START GIVEN RECORDS
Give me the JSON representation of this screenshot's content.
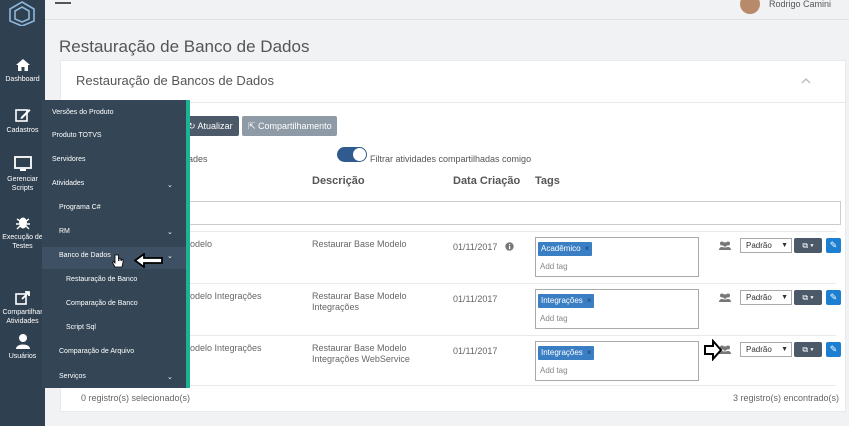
{
  "colors": {
    "sidebar": "#2f4050",
    "dropdown": "#344656",
    "accent": "#1ab394",
    "tag": "#3a7ec4",
    "edit": "#1d7fd1"
  },
  "sidebar": {
    "items": [
      {
        "label": "Dashboard",
        "icon": "home-icon"
      },
      {
        "label": "Cadastros",
        "icon": "edit-icon"
      },
      {
        "label": "Gerenciar Scripts",
        "icon": "monitor-icon"
      },
      {
        "label": "Execução de Testes",
        "icon": "bug-icon"
      },
      {
        "label": "Compartilhar Atividades",
        "icon": "share-icon"
      },
      {
        "label": "Usuários",
        "icon": "user-icon"
      }
    ]
  },
  "header": {
    "user_name": "Rodrigo Camini"
  },
  "page": {
    "title": "Restauração de Banco de Dados",
    "panel_title": "Restauração de Bancos de Dados"
  },
  "toolbar": {
    "refresh": "Atualizar",
    "share": "Compartilhamento"
  },
  "filters": {
    "ativ_label": "ades",
    "toggle_label": "Filtrar atividades compartilhadas comigo"
  },
  "table": {
    "headers": {
      "descricao": "Descrição",
      "data": "Data Criação",
      "tags": "Tags"
    },
    "rows": [
      {
        "name": "odelo",
        "desc": "Restaurar Base Modelo",
        "date": "01/11/2017",
        "tag": "Acadêmico",
        "add_tag": "Add tag",
        "select": "Padrão"
      },
      {
        "name": "odelo Integrações",
        "desc": "Restaurar Base Modelo Integrações",
        "date": "01/11/2017",
        "tag": "Integrações",
        "add_tag": "Add tag",
        "select": "Padrão"
      },
      {
        "name": "odelo Integrações",
        "desc": "Restaurar Base Modelo Integrações WebService",
        "date": "01/11/2017",
        "tag": "Integrações",
        "add_tag": "Add tag",
        "select": "Padrão"
      }
    ]
  },
  "footer": {
    "selected": "0 registro(s) selecionado(s)",
    "found": "3 registro(s) encontrado(s)"
  },
  "dropdown_menu": {
    "items": [
      "Versões do Produto",
      "Produto TOTVS",
      "Servidores",
      "Atividades",
      "Programa C#",
      "RM",
      "Banco de Dados",
      "Restauração de Banco",
      "Comparação de Banco",
      "Script Sql",
      "Comparação de Arquivo",
      "Serviços"
    ]
  }
}
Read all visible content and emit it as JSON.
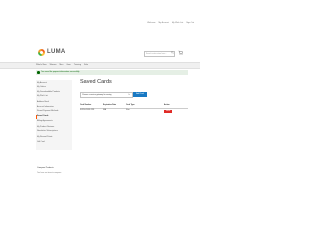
{
  "header": {
    "top_links": [
      "Welcome",
      "My Account",
      "My Wish List",
      "Sign Out"
    ],
    "logo_text": "LUMA",
    "search_placeholder": "Search entire store here...",
    "cart_icon": "cart-icon",
    "search_icon": "search-icon"
  },
  "nav": {
    "items": [
      "What's New",
      "Women",
      "Men",
      "Gear",
      "Training",
      "Sale"
    ]
  },
  "message": {
    "text": "You saved the payment information successfully."
  },
  "sidebar": {
    "items": [
      {
        "label": "My Account"
      },
      {
        "label": "My Orders"
      },
      {
        "label": "My Downloadable Products"
      },
      {
        "label": "My Wish List"
      },
      {
        "label": "Address Book"
      },
      {
        "label": "Account Information"
      },
      {
        "label": "Stored Payment Methods"
      },
      {
        "label": "Saved Cards",
        "active": true
      },
      {
        "label": "Billing Agreements"
      },
      {
        "label": "My Product Reviews"
      },
      {
        "label": "Newsletter Subscriptions"
      },
      {
        "label": "My Reward Points"
      },
      {
        "label": "Gift Card"
      }
    ],
    "compare_title": "Compare Products",
    "compare_text": "You have no items to compare."
  },
  "main": {
    "page_title": "Saved Cards",
    "select_value": "Choose a service gateway for saving",
    "add_button": "Add Card",
    "table": {
      "headers": [
        "Card Number",
        "Expiration Date",
        "Card Type",
        "Action"
      ],
      "rows": [
        {
          "card_number": "XXXX-XXXX-1111",
          "expiration": "N/A",
          "card_type": "Visa",
          "action": "Delete"
        }
      ]
    }
  },
  "colors": {
    "accent": "#1979c3",
    "danger": "#e02b27",
    "success_bg": "#e5efe5",
    "success_text": "#006400",
    "nav_bg": "#f0f0f0",
    "sidebar_bg": "#f5f5f5"
  }
}
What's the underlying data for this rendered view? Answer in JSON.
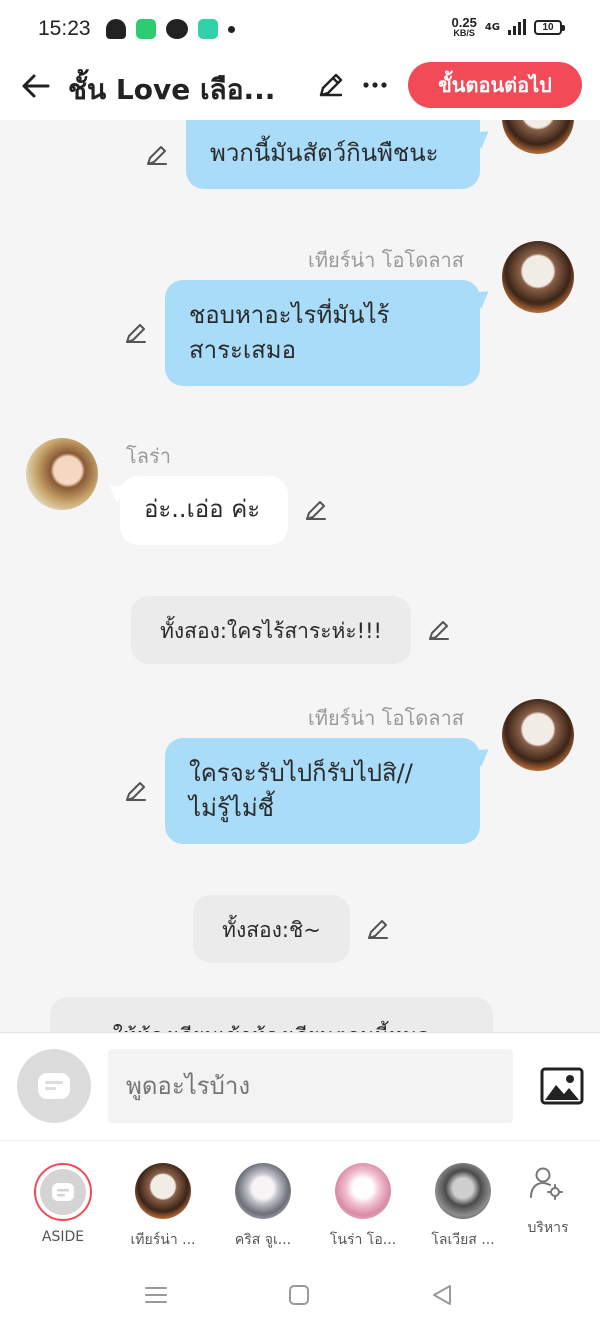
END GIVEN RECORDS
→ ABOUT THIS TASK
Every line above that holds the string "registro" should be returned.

→ RESPONSE BELOW
    "selected": "0 registro(s) selecionado(s)",
    "found": "3 registro(s) encontrado(s)"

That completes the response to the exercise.